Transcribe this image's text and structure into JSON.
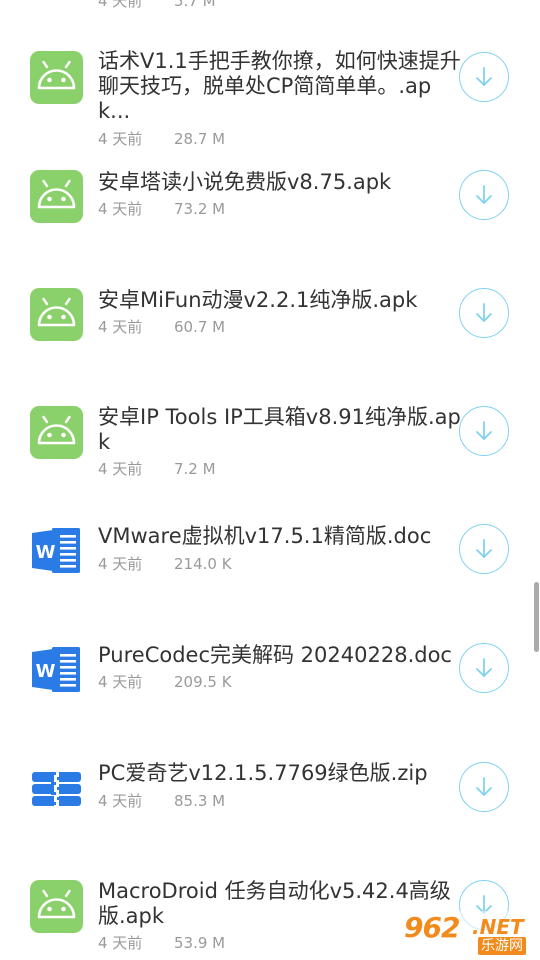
{
  "colors": {
    "android_icon": "#8bd16b",
    "word_icon": "#2b7be6",
    "archive_icon": "#2b7be6",
    "download_ring": "#7fd3f1",
    "title_text": "#333333",
    "meta_text": "#9a9a9a",
    "watermark": "#f28a1c"
  },
  "top_partial": {
    "date": "4 天前",
    "size": "5.7 M"
  },
  "files": [
    {
      "title": "话术V1.1手把手教你撩，如何快速提升聊天技巧，脱单处CP简简单单。.apk...",
      "date": "4 天前",
      "size": "28.7 M",
      "icon": "android-icon"
    },
    {
      "title": "安卓塔读小说免费版v8.75.apk",
      "date": "4 天前",
      "size": "73.2 M",
      "icon": "android-icon"
    },
    {
      "title": "安卓MiFun动漫v2.2.1纯净版.apk",
      "date": "4 天前",
      "size": "60.7 M",
      "icon": "android-icon"
    },
    {
      "title": "安卓IP Tools IP工具箱v8.91纯净版.apk",
      "date": "4 天前",
      "size": "7.2 M",
      "icon": "android-icon"
    },
    {
      "title": "VMware虚拟机v17.5.1精简版.doc",
      "date": "4 天前",
      "size": "214.0 K",
      "icon": "word-doc-icon"
    },
    {
      "title": "PureCodec完美解码 20240228.doc",
      "date": "4 天前",
      "size": "209.5 K",
      "icon": "word-doc-icon"
    },
    {
      "title": "PC爱奇艺v12.1.5.7769绿色版.zip",
      "date": "4 天前",
      "size": "85.3 M",
      "icon": "archive-icon"
    },
    {
      "title": "MacroDroid 任务自动化v5.42.4高级版.apk",
      "date": "4 天前",
      "size": "53.9 M",
      "icon": "android-icon"
    }
  ],
  "watermark": {
    "number": "962",
    "domain": ".NET",
    "site": "乐游网"
  }
}
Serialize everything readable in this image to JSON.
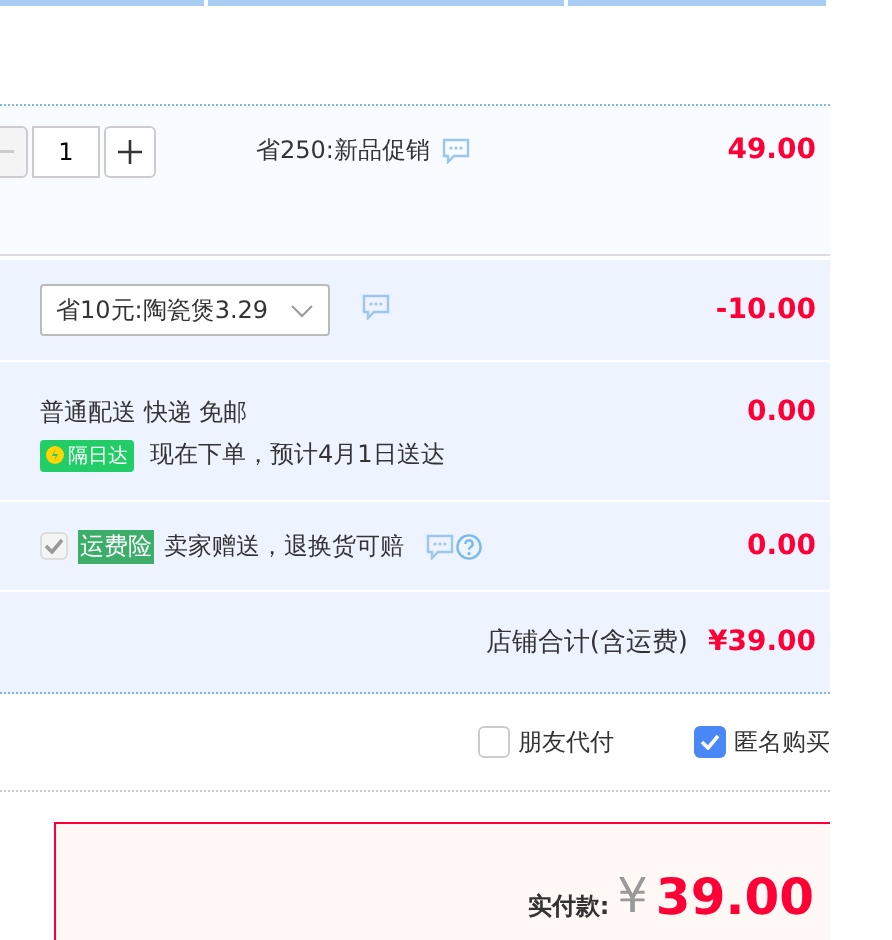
{
  "product": {
    "quantity": "1",
    "promo": "省250:新品促销",
    "price": "49.00"
  },
  "coupon": {
    "value": "省10元:陶瓷煲3.29",
    "amount": "-10.00"
  },
  "shipping": {
    "method": "普通配送 快递 免邮",
    "badge": "隔日达",
    "eta": "现在下单，预计4月1日送达",
    "amount": "0.00"
  },
  "insurance": {
    "checked": true,
    "disabled": true,
    "tag": "运费险",
    "text": "卖家赠送，退换货可赔",
    "amount": "0.00"
  },
  "store_total": {
    "label": "店铺合计(含运费)",
    "amount": "¥39.00"
  },
  "options": [
    {
      "label": "朋友代付",
      "checked": false
    },
    {
      "label": "匿名购买",
      "checked": true
    }
  ],
  "payment": {
    "label": "实付款:",
    "currency": "¥",
    "amount": "39.00"
  }
}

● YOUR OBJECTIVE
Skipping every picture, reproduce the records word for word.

● ANSWER SPACE
Transcribe this image's text and structure into JSON.
{
  "colors": {
    "android_icon": "#8bd16b",
    "word_icon": "#2b7be6",
    "archive_icon": "#2b7be6",
    "download_ring": "#7fd3f1",
    "title_text": "#333333",
    "meta_text": "#9a9a9a",
    "watermark": "#f28a1c"
  },
  "top_partial": {
    "date": "4 天前",
    "size": "5.7 M"
  },
  "files": [
    {
      "title": "话术V1.1手把手教你撩，如何快速提升聊天技巧，脱单处CP简简单单。.apk...",
      "date": "4 天前",
      "size": "28.7 M",
      "icon": "android-icon"
    },
    {
      "title": "安卓塔读小说免费版v8.75.apk",
      "date": "4 天前",
      "size": "73.2 M",
      "icon": "android-icon"
    },
    {
      "title": "安卓MiFun动漫v2.2.1纯净版.apk",
      "date": "4 天前",
      "size": "60.7 M",
      "icon": "android-icon"
    },
    {
      "title": "安卓IP Tools IP工具箱v8.91纯净版.apk",
      "date": "4 天前",
      "size": "7.2 M",
      "icon": "android-icon"
    },
    {
      "title": "VMware虚拟机v17.5.1精简版.doc",
      "date": "4 天前",
      "size": "214.0 K",
      "icon": "word-doc-icon"
    },
    {
      "title": "PureCodec完美解码 20240228.doc",
      "date": "4 天前",
      "size": "209.5 K",
      "icon": "word-doc-icon"
    },
    {
      "title": "PC爱奇艺v12.1.5.7769绿色版.zip",
      "date": "4 天前",
      "size": "85.3 M",
      "icon": "archive-icon"
    },
    {
      "title": "MacroDroid 任务自动化v5.42.4高级版.apk",
      "date": "4 天前",
      "size": "53.9 M",
      "icon": "android-icon"
    }
  ],
  "watermark": {
    "number": "962",
    "domain": ".NET",
    "site": "乐游网"
  }
}
Serialize everything readable in this image to JSON.
{
  "product": {
    "quantity": "1",
    "promo": "省250:新品促销",
    "price": "49.00"
  },
  "coupon": {
    "value": "省10元:陶瓷煲3.29",
    "amount": "-10.00"
  },
  "shipping": {
    "method": "普通配送 快递 免邮",
    "badge": "隔日达",
    "eta": "现在下单，预计4月1日送达",
    "amount": "0.00"
  },
  "insurance": {
    "checked": true,
    "disabled": true,
    "tag": "运费险",
    "text": "卖家赠送，退换货可赔",
    "amount": "0.00"
  },
  "store_total": {
    "label": "店铺合计(含运费)",
    "amount": "¥39.00"
  },
  "options": [
    {
      "label": "朋友代付",
      "checked": false
    },
    {
      "label": "匿名购买",
      "checked": true
    }
  ],
  "payment": {
    "label": "实付款:",
    "currency": "¥",
    "amount": "39.00"
  }
}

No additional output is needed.